WHAT YOU WILL DO:
For each line below that holds "JSON", return the line as it stands.

BEGIN THE DATA

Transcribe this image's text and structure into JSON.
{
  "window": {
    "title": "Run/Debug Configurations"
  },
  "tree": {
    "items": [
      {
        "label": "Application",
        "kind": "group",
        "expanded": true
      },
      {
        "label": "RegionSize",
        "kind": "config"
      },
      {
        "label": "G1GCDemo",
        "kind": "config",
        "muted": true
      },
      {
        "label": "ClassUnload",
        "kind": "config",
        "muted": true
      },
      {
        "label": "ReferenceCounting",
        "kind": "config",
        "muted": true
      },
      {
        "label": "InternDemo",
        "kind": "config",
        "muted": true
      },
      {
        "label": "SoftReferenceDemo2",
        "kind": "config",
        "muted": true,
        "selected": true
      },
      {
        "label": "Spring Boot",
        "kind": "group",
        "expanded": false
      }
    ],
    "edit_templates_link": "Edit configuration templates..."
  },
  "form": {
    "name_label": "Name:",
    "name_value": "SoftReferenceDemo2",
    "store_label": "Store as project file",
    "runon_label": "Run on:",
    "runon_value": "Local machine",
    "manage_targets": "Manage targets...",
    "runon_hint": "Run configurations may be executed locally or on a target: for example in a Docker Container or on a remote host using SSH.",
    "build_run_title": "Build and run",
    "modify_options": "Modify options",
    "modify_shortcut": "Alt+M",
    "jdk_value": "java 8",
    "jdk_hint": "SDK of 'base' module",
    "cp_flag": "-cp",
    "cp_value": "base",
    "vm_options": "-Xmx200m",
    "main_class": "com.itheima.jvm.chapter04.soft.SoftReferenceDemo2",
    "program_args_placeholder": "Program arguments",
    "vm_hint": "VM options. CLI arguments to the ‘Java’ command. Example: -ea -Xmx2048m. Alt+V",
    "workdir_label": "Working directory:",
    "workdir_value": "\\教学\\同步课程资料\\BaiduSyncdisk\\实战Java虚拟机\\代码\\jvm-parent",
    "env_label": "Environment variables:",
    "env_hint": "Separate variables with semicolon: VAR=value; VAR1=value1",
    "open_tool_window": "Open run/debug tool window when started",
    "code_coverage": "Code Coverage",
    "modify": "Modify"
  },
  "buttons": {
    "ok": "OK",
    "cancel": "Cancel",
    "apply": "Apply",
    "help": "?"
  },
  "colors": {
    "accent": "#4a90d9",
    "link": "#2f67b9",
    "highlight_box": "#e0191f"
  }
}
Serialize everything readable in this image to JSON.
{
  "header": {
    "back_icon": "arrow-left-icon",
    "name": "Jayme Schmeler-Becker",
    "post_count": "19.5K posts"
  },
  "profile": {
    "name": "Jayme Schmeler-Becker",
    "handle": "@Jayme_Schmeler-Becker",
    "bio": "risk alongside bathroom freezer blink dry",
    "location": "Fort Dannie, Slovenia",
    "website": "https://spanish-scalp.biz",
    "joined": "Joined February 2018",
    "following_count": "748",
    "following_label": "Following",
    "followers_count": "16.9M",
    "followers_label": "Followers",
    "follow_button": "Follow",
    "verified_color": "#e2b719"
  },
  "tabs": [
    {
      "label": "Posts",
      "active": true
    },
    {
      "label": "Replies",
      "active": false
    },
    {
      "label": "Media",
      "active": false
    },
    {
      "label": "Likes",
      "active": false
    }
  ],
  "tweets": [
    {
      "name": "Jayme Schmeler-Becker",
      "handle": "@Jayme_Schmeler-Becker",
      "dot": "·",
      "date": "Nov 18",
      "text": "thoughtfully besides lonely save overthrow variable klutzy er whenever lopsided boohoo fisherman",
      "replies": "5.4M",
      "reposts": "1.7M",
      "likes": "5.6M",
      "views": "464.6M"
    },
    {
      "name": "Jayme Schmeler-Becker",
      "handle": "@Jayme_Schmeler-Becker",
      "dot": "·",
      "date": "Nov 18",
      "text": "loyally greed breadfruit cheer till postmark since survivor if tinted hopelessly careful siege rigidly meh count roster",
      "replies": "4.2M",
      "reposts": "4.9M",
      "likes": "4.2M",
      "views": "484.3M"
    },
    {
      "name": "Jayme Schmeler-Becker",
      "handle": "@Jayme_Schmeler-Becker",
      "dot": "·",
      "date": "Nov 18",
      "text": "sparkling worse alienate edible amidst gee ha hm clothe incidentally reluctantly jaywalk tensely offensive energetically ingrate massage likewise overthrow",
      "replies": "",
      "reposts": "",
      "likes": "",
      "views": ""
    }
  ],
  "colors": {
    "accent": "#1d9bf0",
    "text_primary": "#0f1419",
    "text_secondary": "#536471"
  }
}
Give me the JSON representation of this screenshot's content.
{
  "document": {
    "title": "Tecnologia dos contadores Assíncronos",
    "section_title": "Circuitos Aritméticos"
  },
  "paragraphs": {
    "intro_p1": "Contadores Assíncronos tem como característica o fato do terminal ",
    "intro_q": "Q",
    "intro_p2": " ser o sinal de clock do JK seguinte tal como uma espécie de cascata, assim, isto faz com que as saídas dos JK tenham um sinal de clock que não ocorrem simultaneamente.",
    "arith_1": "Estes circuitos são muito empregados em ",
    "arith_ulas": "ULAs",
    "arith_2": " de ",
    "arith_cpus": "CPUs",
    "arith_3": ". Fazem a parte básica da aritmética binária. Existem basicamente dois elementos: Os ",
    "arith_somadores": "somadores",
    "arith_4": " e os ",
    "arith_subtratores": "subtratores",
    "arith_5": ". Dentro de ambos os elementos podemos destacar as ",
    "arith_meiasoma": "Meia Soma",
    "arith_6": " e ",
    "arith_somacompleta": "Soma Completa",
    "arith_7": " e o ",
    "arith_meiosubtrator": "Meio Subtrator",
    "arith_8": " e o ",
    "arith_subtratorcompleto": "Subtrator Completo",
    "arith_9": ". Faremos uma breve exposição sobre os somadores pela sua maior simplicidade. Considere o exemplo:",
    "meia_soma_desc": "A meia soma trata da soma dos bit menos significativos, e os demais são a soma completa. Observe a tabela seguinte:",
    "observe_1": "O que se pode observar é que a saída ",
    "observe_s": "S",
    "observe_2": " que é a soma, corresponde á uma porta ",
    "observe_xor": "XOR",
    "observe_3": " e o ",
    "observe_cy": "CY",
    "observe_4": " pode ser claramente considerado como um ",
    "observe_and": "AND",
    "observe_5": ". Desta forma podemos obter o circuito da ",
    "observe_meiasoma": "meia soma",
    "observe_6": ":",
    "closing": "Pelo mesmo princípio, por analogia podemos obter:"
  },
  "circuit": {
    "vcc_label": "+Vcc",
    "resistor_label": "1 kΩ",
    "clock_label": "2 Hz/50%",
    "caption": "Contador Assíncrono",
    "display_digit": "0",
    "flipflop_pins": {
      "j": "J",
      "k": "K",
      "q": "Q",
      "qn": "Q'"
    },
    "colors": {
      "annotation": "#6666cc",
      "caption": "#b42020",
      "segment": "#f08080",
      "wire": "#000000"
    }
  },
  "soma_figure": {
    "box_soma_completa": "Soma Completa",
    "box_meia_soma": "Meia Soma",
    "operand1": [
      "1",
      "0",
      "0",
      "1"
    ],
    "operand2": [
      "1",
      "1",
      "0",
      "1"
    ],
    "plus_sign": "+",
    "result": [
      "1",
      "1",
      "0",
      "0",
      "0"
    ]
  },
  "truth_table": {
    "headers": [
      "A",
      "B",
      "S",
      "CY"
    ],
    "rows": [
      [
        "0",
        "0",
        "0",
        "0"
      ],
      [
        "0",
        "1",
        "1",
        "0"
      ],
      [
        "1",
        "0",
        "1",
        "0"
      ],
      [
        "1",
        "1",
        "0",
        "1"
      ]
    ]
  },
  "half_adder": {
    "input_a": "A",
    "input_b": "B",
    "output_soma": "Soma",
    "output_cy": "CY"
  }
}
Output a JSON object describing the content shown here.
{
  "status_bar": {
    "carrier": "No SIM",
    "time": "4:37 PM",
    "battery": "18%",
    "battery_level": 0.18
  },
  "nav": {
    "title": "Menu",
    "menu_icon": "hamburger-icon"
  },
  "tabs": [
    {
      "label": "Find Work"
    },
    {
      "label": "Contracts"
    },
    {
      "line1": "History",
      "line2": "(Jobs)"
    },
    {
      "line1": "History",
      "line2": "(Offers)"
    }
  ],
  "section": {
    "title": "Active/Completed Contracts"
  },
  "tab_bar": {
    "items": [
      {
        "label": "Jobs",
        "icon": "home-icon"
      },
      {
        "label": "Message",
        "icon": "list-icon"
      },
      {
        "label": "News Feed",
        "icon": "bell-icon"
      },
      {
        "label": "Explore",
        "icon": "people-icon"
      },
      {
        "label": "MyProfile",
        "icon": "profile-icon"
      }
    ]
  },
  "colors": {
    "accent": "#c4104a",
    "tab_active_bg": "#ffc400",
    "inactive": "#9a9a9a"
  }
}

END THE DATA

ANSWER SECTION:
Transcribe this image's text and structure into JSON.
Serialize everything readable in this image to JSON.
Give me the JSON representation of this screenshot's content.
Output a JSON object describing the content shown here.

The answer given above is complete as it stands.